→ THE PROBLEM
The listing is to be reproduced in full, with no character altered.
■ ■ ■
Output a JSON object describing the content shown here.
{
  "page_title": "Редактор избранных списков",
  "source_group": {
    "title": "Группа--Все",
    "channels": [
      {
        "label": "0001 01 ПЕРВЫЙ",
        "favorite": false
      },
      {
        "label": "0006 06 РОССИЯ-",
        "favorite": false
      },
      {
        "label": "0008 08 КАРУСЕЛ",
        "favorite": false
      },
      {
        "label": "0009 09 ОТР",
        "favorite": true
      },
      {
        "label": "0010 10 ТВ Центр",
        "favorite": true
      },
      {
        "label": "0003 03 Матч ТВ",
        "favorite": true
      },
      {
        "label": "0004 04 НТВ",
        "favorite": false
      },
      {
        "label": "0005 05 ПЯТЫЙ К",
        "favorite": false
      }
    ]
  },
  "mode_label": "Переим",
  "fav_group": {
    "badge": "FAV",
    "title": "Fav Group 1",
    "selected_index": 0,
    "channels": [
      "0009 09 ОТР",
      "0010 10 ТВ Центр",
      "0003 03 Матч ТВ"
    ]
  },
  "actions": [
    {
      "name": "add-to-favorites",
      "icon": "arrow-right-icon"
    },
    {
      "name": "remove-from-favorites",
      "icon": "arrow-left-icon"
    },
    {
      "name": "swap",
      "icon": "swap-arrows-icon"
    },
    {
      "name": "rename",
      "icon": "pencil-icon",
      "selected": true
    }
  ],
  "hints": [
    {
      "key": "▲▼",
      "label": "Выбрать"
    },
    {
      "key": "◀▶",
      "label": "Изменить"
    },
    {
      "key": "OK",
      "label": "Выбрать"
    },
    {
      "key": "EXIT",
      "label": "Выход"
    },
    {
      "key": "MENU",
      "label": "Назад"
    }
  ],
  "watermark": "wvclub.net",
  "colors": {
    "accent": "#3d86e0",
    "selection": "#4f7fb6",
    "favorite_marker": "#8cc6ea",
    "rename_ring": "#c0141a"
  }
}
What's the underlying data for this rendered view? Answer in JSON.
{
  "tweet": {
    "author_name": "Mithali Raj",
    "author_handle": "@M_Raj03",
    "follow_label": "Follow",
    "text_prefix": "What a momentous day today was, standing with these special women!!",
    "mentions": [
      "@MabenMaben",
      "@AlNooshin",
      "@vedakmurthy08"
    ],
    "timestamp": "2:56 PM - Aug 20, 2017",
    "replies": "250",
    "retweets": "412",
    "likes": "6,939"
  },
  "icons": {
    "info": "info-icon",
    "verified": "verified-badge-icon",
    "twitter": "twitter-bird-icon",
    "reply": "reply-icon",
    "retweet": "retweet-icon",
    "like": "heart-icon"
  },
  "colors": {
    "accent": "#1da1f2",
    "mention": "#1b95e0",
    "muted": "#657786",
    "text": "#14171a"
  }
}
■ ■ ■
→ PROBLEM SOLUTION
Output a JSON object describing the content shown here.
{
  "page_title": "Редактор избранных списков",
  "source_group": {
    "title": "Группа--Все",
    "channels": [
      {
        "label": "0001 01 ПЕРВЫЙ",
        "favorite": false
      },
      {
        "label": "0006 06 РОССИЯ-",
        "favorite": false
      },
      {
        "label": "0008 08 КАРУСЕЛ",
        "favorite": false
      },
      {
        "label": "0009 09 ОТР",
        "favorite": true
      },
      {
        "label": "0010 10 ТВ Центр",
        "favorite": true
      },
      {
        "label": "0003 03 Матч ТВ",
        "favorite": true
      },
      {
        "label": "0004 04 НТВ",
        "favorite": false
      },
      {
        "label": "0005 05 ПЯТЫЙ К",
        "favorite": false
      }
    ]
  },
  "mode_label": "Переим",
  "fav_group": {
    "badge": "FAV",
    "title": "Fav Group 1",
    "selected_index": 0,
    "channels": [
      "0009 09 ОТР",
      "0010 10 ТВ Центр",
      "0003 03 Матч ТВ"
    ]
  },
  "actions": [
    {
      "name": "add-to-favorites",
      "icon": "arrow-right-icon"
    },
    {
      "name": "remove-from-favorites",
      "icon": "arrow-left-icon"
    },
    {
      "name": "swap",
      "icon": "swap-arrows-icon"
    },
    {
      "name": "rename",
      "icon": "pencil-icon",
      "selected": true
    }
  ],
  "hints": [
    {
      "key": "▲▼",
      "label": "Выбрать"
    },
    {
      "key": "◀▶",
      "label": "Изменить"
    },
    {
      "key": "OK",
      "label": "Выбрать"
    },
    {
      "key": "EXIT",
      "label": "Выход"
    },
    {
      "key": "MENU",
      "label": "Назад"
    }
  ],
  "watermark": "wvclub.net",
  "colors": {
    "accent": "#3d86e0",
    "selection": "#4f7fb6",
    "favorite_marker": "#8cc6ea",
    "rename_ring": "#c0141a"
  }
}
What's the underlying data for this rendered view? Answer in JSON.
{
  "tweet": {
    "author_name": "Mithali Raj",
    "author_handle": "@M_Raj03",
    "follow_label": "Follow",
    "text_prefix": "What a momentous day today was, standing with these special women!!",
    "mentions": [
      "@MabenMaben",
      "@AlNooshin",
      "@vedakmurthy08"
    ],
    "timestamp": "2:56 PM - Aug 20, 2017",
    "replies": "250",
    "retweets": "412",
    "likes": "6,939"
  },
  "icons": {
    "info": "info-icon",
    "verified": "verified-badge-icon",
    "twitter": "twitter-bird-icon",
    "reply": "reply-icon",
    "retweet": "retweet-icon",
    "like": "heart-icon"
  },
  "colors": {
    "accent": "#1da1f2",
    "mention": "#1b95e0",
    "muted": "#657786",
    "text": "#14171a"
  }
}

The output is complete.